  16. Veterinary Epidemiology & Preventive Medicine - Teaches data & information generation on animals, animal health & disease. Prevention of problems based on information.
  17. Veterinary & Animal Husbandry Extension -Teaches sociology i.e. the community, their socio- economic profile, life style and methods communication with them for assessing their needs & problems; Veterinary public relation.

 

Job Opportunities for Veterinarians

 1. State Government

  1. Veterinary Hospitals/ Primary Veterinary Centers.
  2. Organised State Farms for managing livestock farms.
  3. Semen Banks/Sperm Stations – where quality bulls are kept.
  4. Poultry Farms – for managing egg farms, hatcheries, chick rearing units.
  5. Meat/Milk processing plants. – for supervising of hygienic collection & distribution of milk.
  6. Polyclinics – where specialised service like surgery, special diagnostics, specialised treatment etc. is given.
  7. Disease investigation centers – Survey disease profile and investigate any occurrence of a major disease.
  8. Biological products or vaccine institutions – prepare quality control & distribute vaccines & biologicals.
  9. Disease eradication schemes/ check posts/vaccination camps
  10. Public health labs – investigation of disease transmissible from animals to man and viseversa.

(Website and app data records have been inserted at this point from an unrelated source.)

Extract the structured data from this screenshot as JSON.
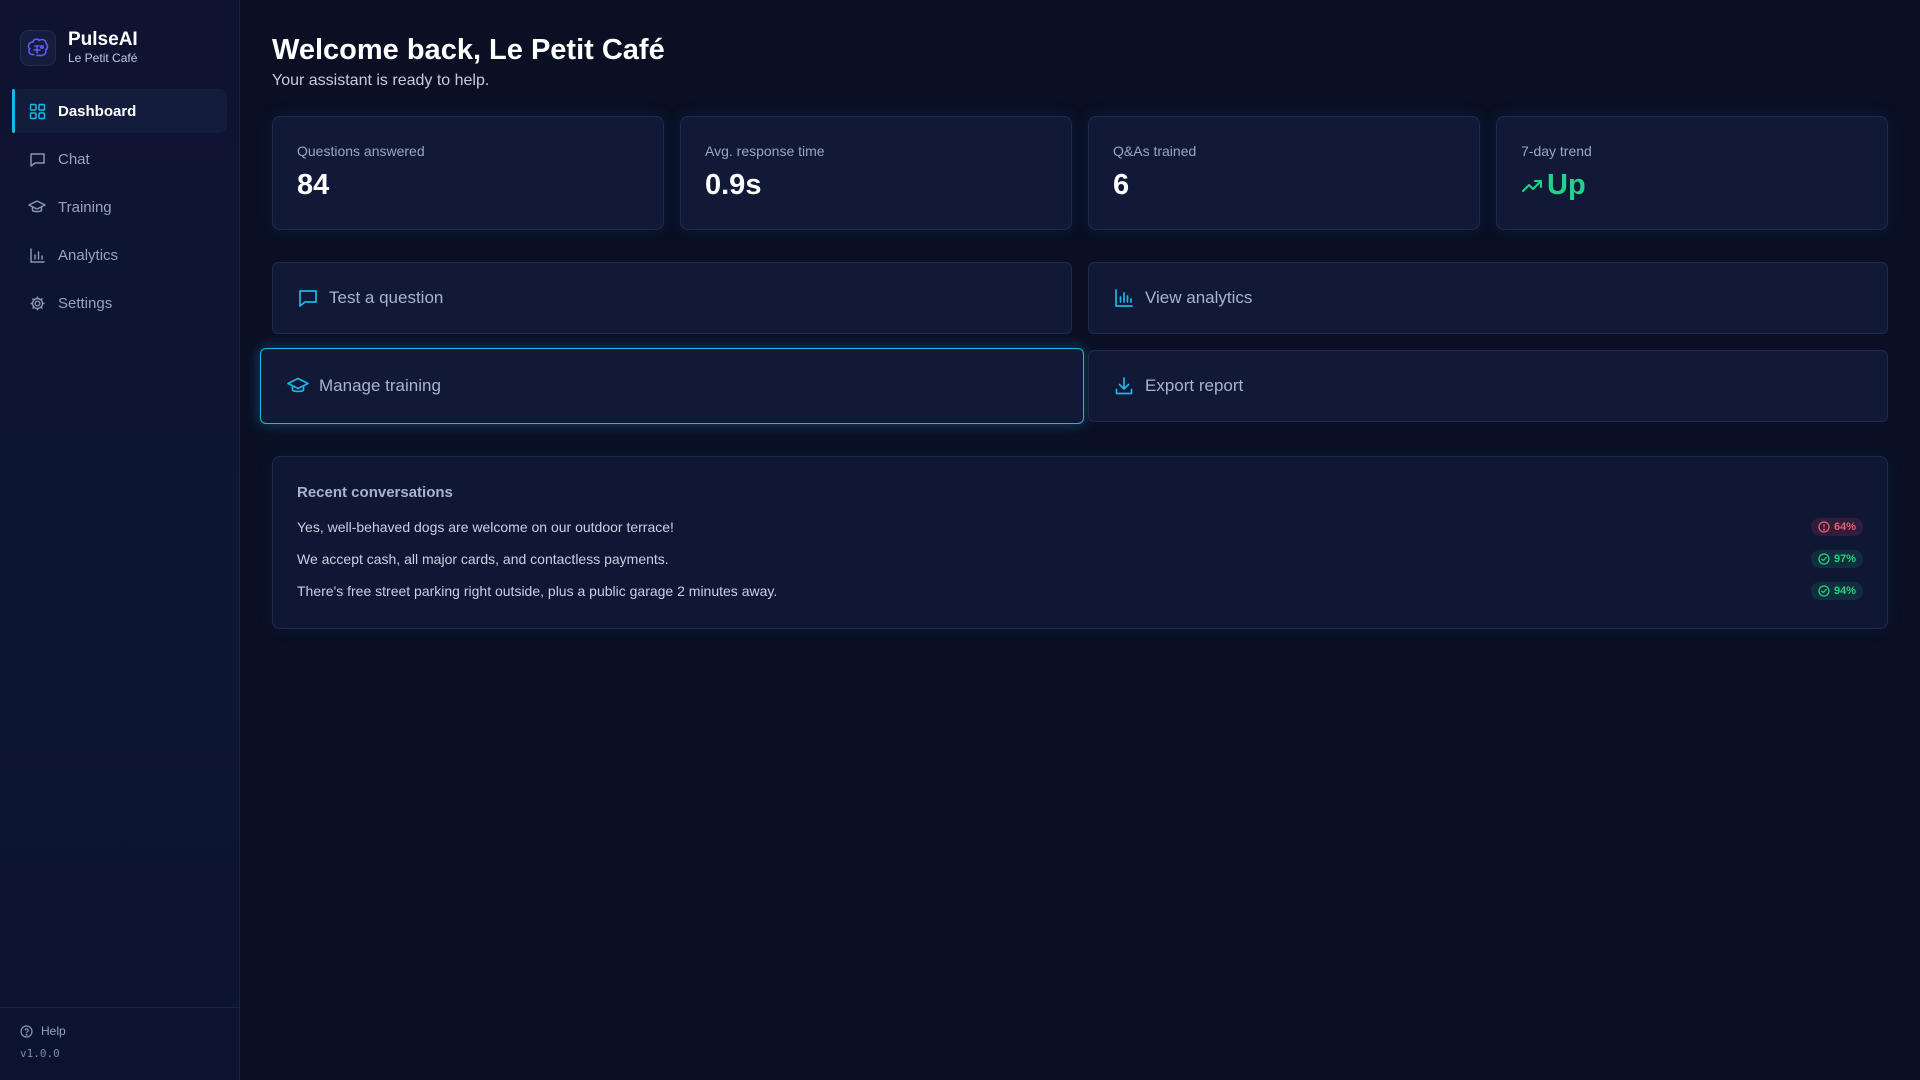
{
  "brand": {
    "name": "PulseAI",
    "business": "Le Petit Café"
  },
  "nav": {
    "items": [
      {
        "label": "Dashboard",
        "icon": "grid-icon",
        "active": true
      },
      {
        "label": "Chat",
        "icon": "chat-icon"
      },
      {
        "label": "Training",
        "icon": "graduation-cap-icon"
      },
      {
        "label": "Analytics",
        "icon": "bar-chart-icon"
      },
      {
        "label": "Settings",
        "icon": "gear-icon"
      }
    ]
  },
  "footer": {
    "help": "Help",
    "version": "v1.0.0"
  },
  "header": {
    "title": "Welcome back, Le Petit Café",
    "subtitle": "Your assistant is ready to help."
  },
  "stats": [
    {
      "label": "Questions answered",
      "value": "84"
    },
    {
      "label": "Avg. response time",
      "value": "0.9s"
    },
    {
      "label": "Q&As trained",
      "value": "6"
    },
    {
      "label": "7-day trend",
      "value": "Up",
      "icon": "trending-up-icon",
      "color": "#1ed38a"
    }
  ],
  "actions": [
    {
      "label": "Test a question",
      "icon": "chat-icon"
    },
    {
      "label": "View analytics",
      "icon": "bar-chart-icon"
    },
    {
      "label": "Manage training",
      "icon": "graduation-cap-icon",
      "focused": true
    },
    {
      "label": "Export report",
      "icon": "download-icon"
    }
  ],
  "recent": {
    "title": "Recent conversations",
    "items": [
      {
        "text": "Yes, well-behaved dogs are welcome on our outdoor terrace!",
        "score": "64%",
        "status": "low"
      },
      {
        "text": "We accept cash, all major cards, and contactless payments.",
        "score": "97%",
        "status": "high"
      },
      {
        "text": "There's free street parking right outside, plus a public garage 2 minutes away.",
        "score": "94%",
        "status": "high"
      }
    ]
  },
  "colors": {
    "accent": "#1ab8e8",
    "success": "#1ed38a",
    "warning": "#ef5b73",
    "background": "#0a0f24"
  }
}
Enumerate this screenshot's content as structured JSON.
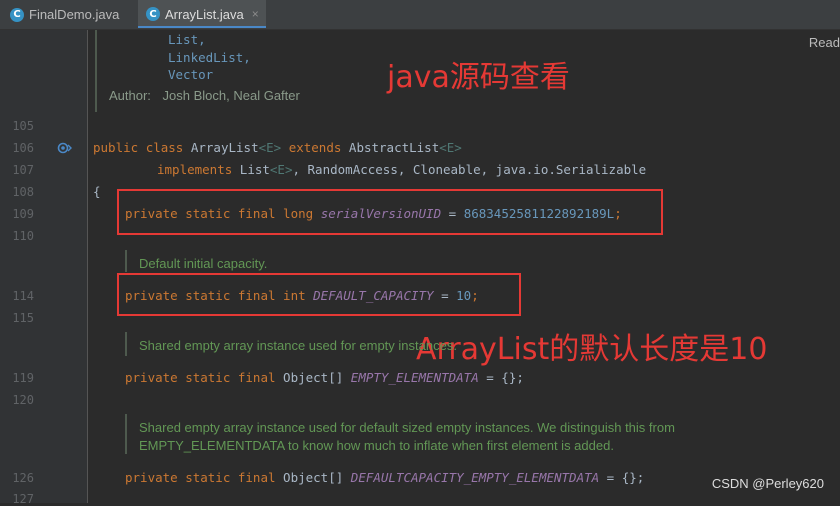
{
  "tabs": [
    {
      "label": "FinalDemo.java",
      "icon": "C"
    },
    {
      "label": "ArrayList.java",
      "icon": "C",
      "close": "×"
    }
  ],
  "reader_mode": "Read",
  "doc_top": {
    "refs": [
      "List,",
      "LinkedList,",
      "Vector"
    ],
    "author_label": "Author:",
    "author_value": "Josh Bloch, Neal Gafter"
  },
  "line_numbers": {
    "l105": "105",
    "l106": "106",
    "l107": "107",
    "l108": "108",
    "l109": "109",
    "l110": "110",
    "l114": "114",
    "l115": "115",
    "l119": "119",
    "l120": "120",
    "l126": "126",
    "l127": "127"
  },
  "code": {
    "decl_public": "public",
    "decl_class": "class",
    "decl_name": "ArrayList",
    "decl_gen1": "<E>",
    "decl_extends": "extends",
    "decl_super": "AbstractList",
    "decl_gen2": "<E>",
    "impl_kw": "implements",
    "impl_list": "List",
    "impl_gen": "<E>",
    "impl_rest": ", RandomAccess, Cloneable, java.io.Serializable",
    "brace": "{",
    "serial_mods": "private static final long",
    "serial_name": "serialVersionUID",
    "serial_eq": " = ",
    "serial_val": "8683452581122892189L",
    "semi": ";",
    "dc_mods": "private static final int",
    "dc_name": "DEFAULT_CAPACITY",
    "dc_eq": " = ",
    "dc_val": "10",
    "ee_mods": "private static final",
    "ee_type": "Object[]",
    "ee_name": "EMPTY_ELEMENTDATA",
    "ee_rest": " = {};",
    "dee_mods": "private static final",
    "dee_type": "Object[]",
    "dee_name": "DEFAULTCAPACITY_EMPTY_ELEMENTDATA",
    "dee_rest": " = {};"
  },
  "docs": {
    "default_capacity": "Default initial capacity.",
    "empty_shared": "Shared empty array instance used for empty instances.",
    "default_sized_1": "Shared empty array instance used for default sized empty instances. We distinguish this from",
    "default_sized_2": "EMPTY_ELEMENTDATA to know how much to inflate when first element is added."
  },
  "annotations": {
    "title": "java源码查看",
    "default_len": "ArrayList的默认长度是10"
  },
  "watermark": "CSDN @Perley620",
  "colors": {
    "background": "#2b2b2b",
    "keyword": "#cc7832",
    "field": "#9876aa",
    "number": "#6897bb",
    "doc": "#629755",
    "annotation_red": "#e53935"
  },
  "icons": {
    "tab_file": "java-class-icon",
    "gutter": "implemented-method-icon"
  }
}
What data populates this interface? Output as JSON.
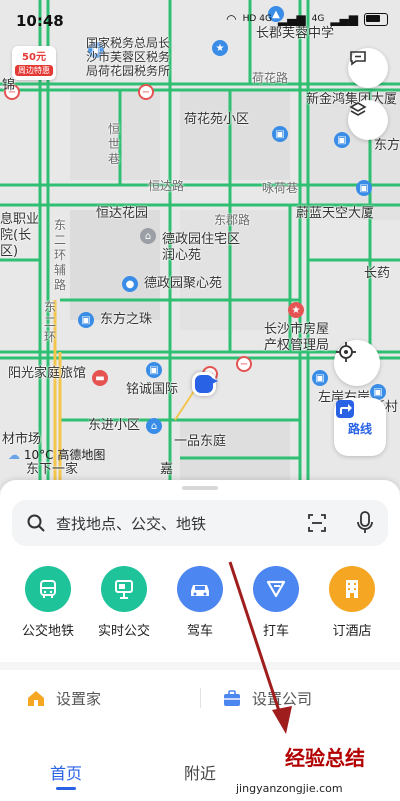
{
  "status_bar": {
    "time": "10:48",
    "network": "HD 4G",
    "signal": "4G"
  },
  "colors": {
    "road": "#2ebf72",
    "accent": "#2a62e6",
    "poi_blue": "#3a8de6",
    "poi_red": "#e55353"
  },
  "promo_badge": {
    "amount": "50元",
    "text": "周边特惠"
  },
  "map": {
    "labels": {
      "tax_bureau": "国家税务总局长沙市芙蓉区税务局荷花园税务所",
      "changjun_school": "长郡芙蓉中学",
      "hehua_road": "荷花路",
      "xinjinhong": "新金鸿集团大厦",
      "hehuayuan_district": "荷花苑小区",
      "dong": "东方",
      "hengshi": "恒\n世\n巷",
      "hengda_road": "恒达路",
      "yonghe_lane": "咏荷巷",
      "weilan": "蔚蓝天空大厦",
      "vocational": "息职业\n院(长\n区)",
      "dongerhuan": "东\n二\n环\n辅\n路",
      "hengda_garden": "恒达花园",
      "dongjun_road": "东郡路",
      "deyuan_garden": "德政园住宅区润心苑",
      "changyao": "长药",
      "deyuan_kindergarten": "德政园聚心苑",
      "dongfang_pearl": "东方之珠",
      "property_center": "长沙市房屋产权管理局",
      "dongerhuan2": "东\n二\n环",
      "yangguang_hotel": "阳光家庭旅馆",
      "mingcheng": "铭诚国际",
      "zuoan": "左岸右岸",
      "xincun": "新村",
      "dongjin": "东进小区",
      "yipin": "一品东庭",
      "market": "材市场",
      "dongxia": "东下一家",
      "amap": "高德地图",
      "jiang": "嘉",
      "jin": "锦"
    },
    "weather": "10°C",
    "route_button": "路线"
  },
  "search": {
    "placeholder": "查找地点、公交、地铁"
  },
  "quick_actions": [
    {
      "label": "公交地铁",
      "icon": "bus-icon",
      "color": "#1fc39a"
    },
    {
      "label": "实时公交",
      "icon": "bus-stop-icon",
      "color": "#1fc39a"
    },
    {
      "label": "驾车",
      "icon": "car-icon",
      "color": "#4c86f0"
    },
    {
      "label": "打车",
      "icon": "taxi-icon",
      "color": "#4c86f0"
    },
    {
      "label": "订酒店",
      "icon": "hotel-icon",
      "color": "#f5a623"
    }
  ],
  "places": {
    "home": "设置家",
    "company": "设置公司"
  },
  "tabs": [
    {
      "label": "首页"
    },
    {
      "label": "附近"
    }
  ],
  "watermark": {
    "title": "经验总结",
    "url": "jingyanzongjie.com"
  }
}
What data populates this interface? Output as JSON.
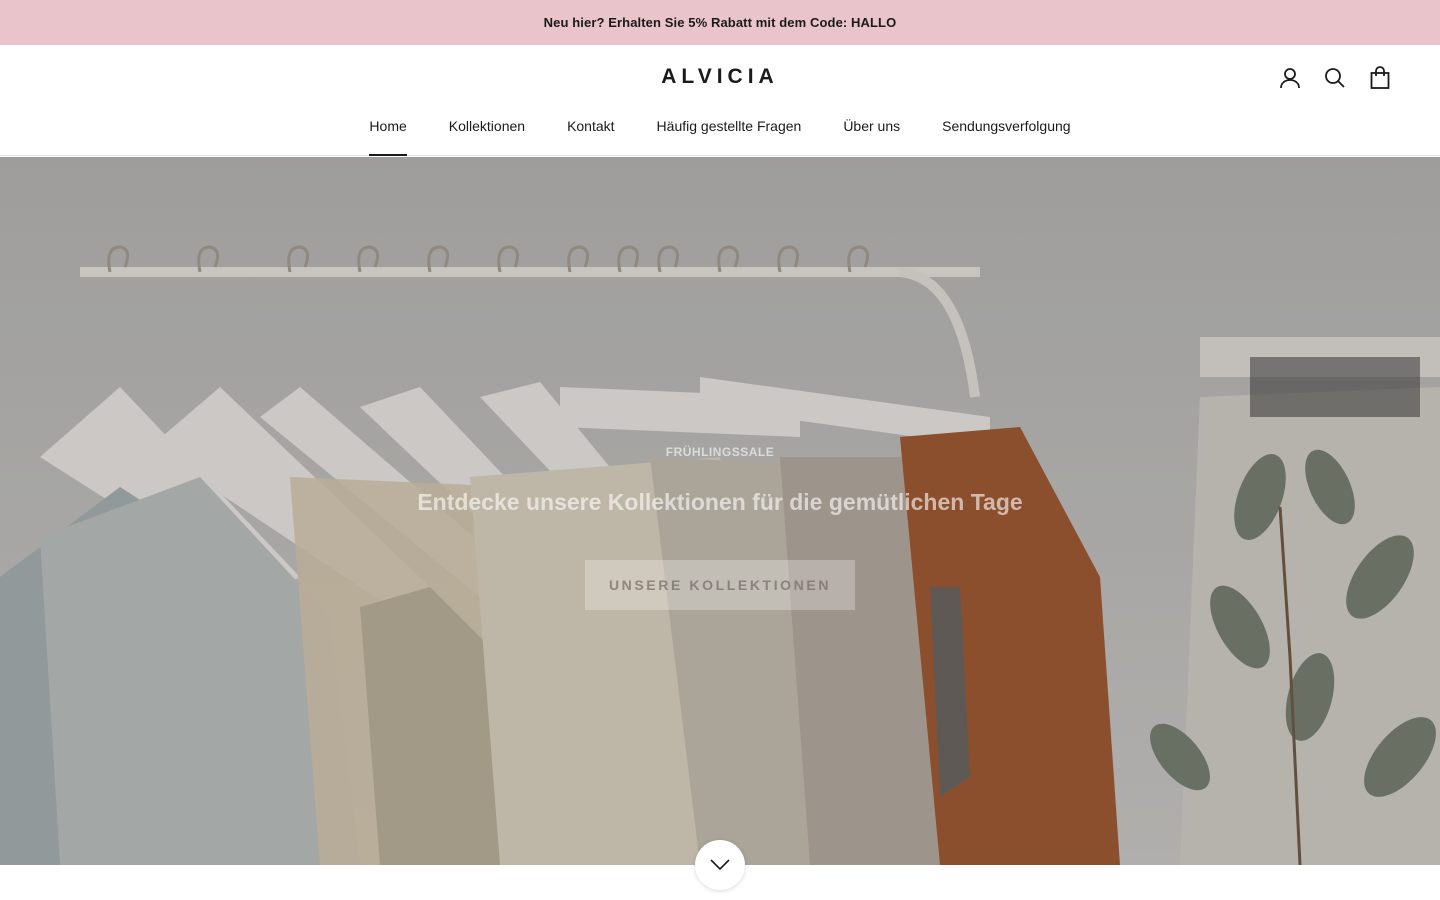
{
  "announcement": {
    "text": "Neu hier? Erhalten Sie 5% Rabatt mit dem Code: HALLO"
  },
  "brand": {
    "logo": "ALVICIA"
  },
  "header_icons": [
    "account-icon",
    "search-icon",
    "cart-bag-icon"
  ],
  "nav": {
    "items": [
      {
        "label": "Home",
        "active": true
      },
      {
        "label": "Kollektionen"
      },
      {
        "label": "Kontakt"
      },
      {
        "label": "Häufig gestellte Fragen"
      },
      {
        "label": "Über uns"
      },
      {
        "label": "Sendungsverfolgung"
      }
    ]
  },
  "hero": {
    "subheading": "FRÜHLINGSSALE",
    "title": "Entdecke unsere Kollektionen für die gemütlichen Tage",
    "button_label": "UNSERE KOLLEKTIONEN"
  },
  "scroll_icon": "chevron-down-icon",
  "colors": {
    "announcement_bg": "#e9c4ca",
    "text": "#1c1b1b"
  }
}
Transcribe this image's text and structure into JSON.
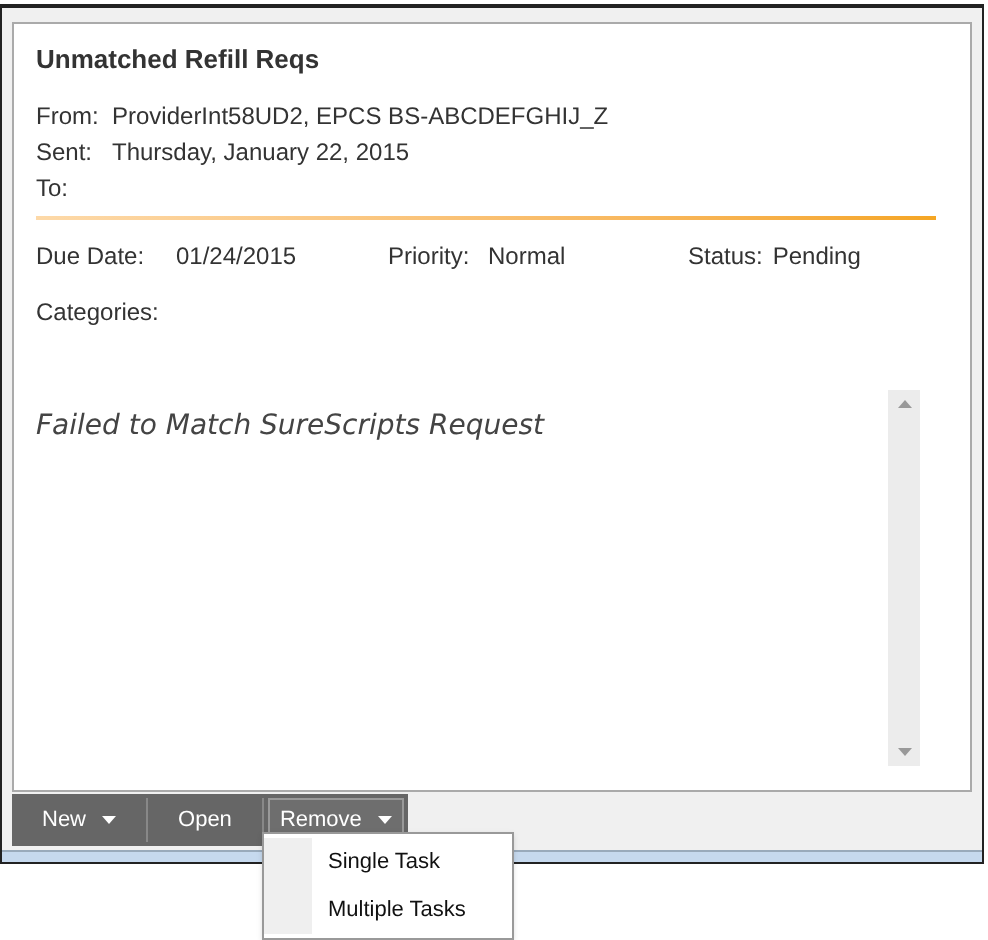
{
  "message": {
    "title": "Unmatched Refill Reqs",
    "headers": [
      {
        "label": "From:",
        "value": "ProviderInt58UD2, EPCS BS-ABCDEFGHIJ_Z"
      },
      {
        "label": "Sent:",
        "value": "Thursday, January 22, 2015"
      },
      {
        "label": "To:"
      }
    ],
    "due_date": {
      "label": "Due Date:",
      "value": "01/24/2015"
    },
    "priority": {
      "label": "Priority:",
      "value": "Normal"
    },
    "status": {
      "label": "Status:",
      "value": "Pending"
    },
    "categories": {
      "label": "Categories:"
    },
    "body": "Failed to Match SureScripts Request"
  },
  "toolbar": [
    {
      "label": "New",
      "dropdown": true,
      "expanded": false
    },
    {
      "label": "Open",
      "dropdown": false,
      "expanded": false
    },
    {
      "label": "Remove",
      "dropdown": true,
      "expanded": true,
      "menu": [
        "Single Task",
        "Multiple Tasks"
      ]
    }
  ]
}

2. Centralised Sectors

  1. Army (Remount Veterinary Corps) – to train and look after Horses, dogs camel etc. in the forces.
  2. BSF/Police – to look after Horses, dogs, camels etc. in the forces.
  3. I.C.A.R. – co-ordination and funding of animal based research.
  4. Department of Animal Husbandry & Dairying, Ministry of Agriculture - for administrative management & coordination of veterinary service.
  5. Quarantine Units – these are international check posts preventing entry of exotic disease like mad cow disease or fowl influenza.
  6. Central Farms – same as state farms & sperm stations; they also conduct trainings.
  1. Academic/Research/Extension Wing of Veterinary Colleges in State Agricultural

Universities, State Veterinary Universities, or Universities having Veterinary Faculty.

  1. Teaching/Research/Extension in Veterinary College/Institutes/Universities.
  2. Para Veterinary Staff training schools.
  3. Experimental & germ free animal facilities attached to Veterinary & Medical Institutions, Drug research institutions.
  4. Experimental Animal Unit, (Animal model preparation for experimentation etc.)
  5. Clinical, diagnostic & investigation centers attached to veterinary colleges and research institutes.
  1. Local Bodies/Municipalities/Panchayats
  1. Slaughter houses/Cattle Pounds/Public health Laboratories
  2. Zoos & wildlife centers
  3. Animal resource development under Panchayati Raj.
  1. Private Sector
  1. Pharmaceuticals
  2. Commercial dairy farms
  3. Commercial poultry farms
  4. Commercial breeding farms/hatchery etc.
  5. Race club, stud farms
  6. Veterinary instruments/equipment industry
  7. Biological products and vaccine product plants
  8. Insurance companies ,banks
  9. Corporate bodies eg. National Dairy Development Board, Milk board, Milk Unions etc
  10. Feed processing industry
  1. Self Employment
  1. Private Practice
  2. Consultancy
  3. Partner, Asstt. to a Practitioners.
  4. Entrepreneur in L.S. Farms, Poultry Farms etc.
  5. Diagnostic labs (Pathology, Biochemistry, Microbiology)
  6. X-ray, Ultra-sound facility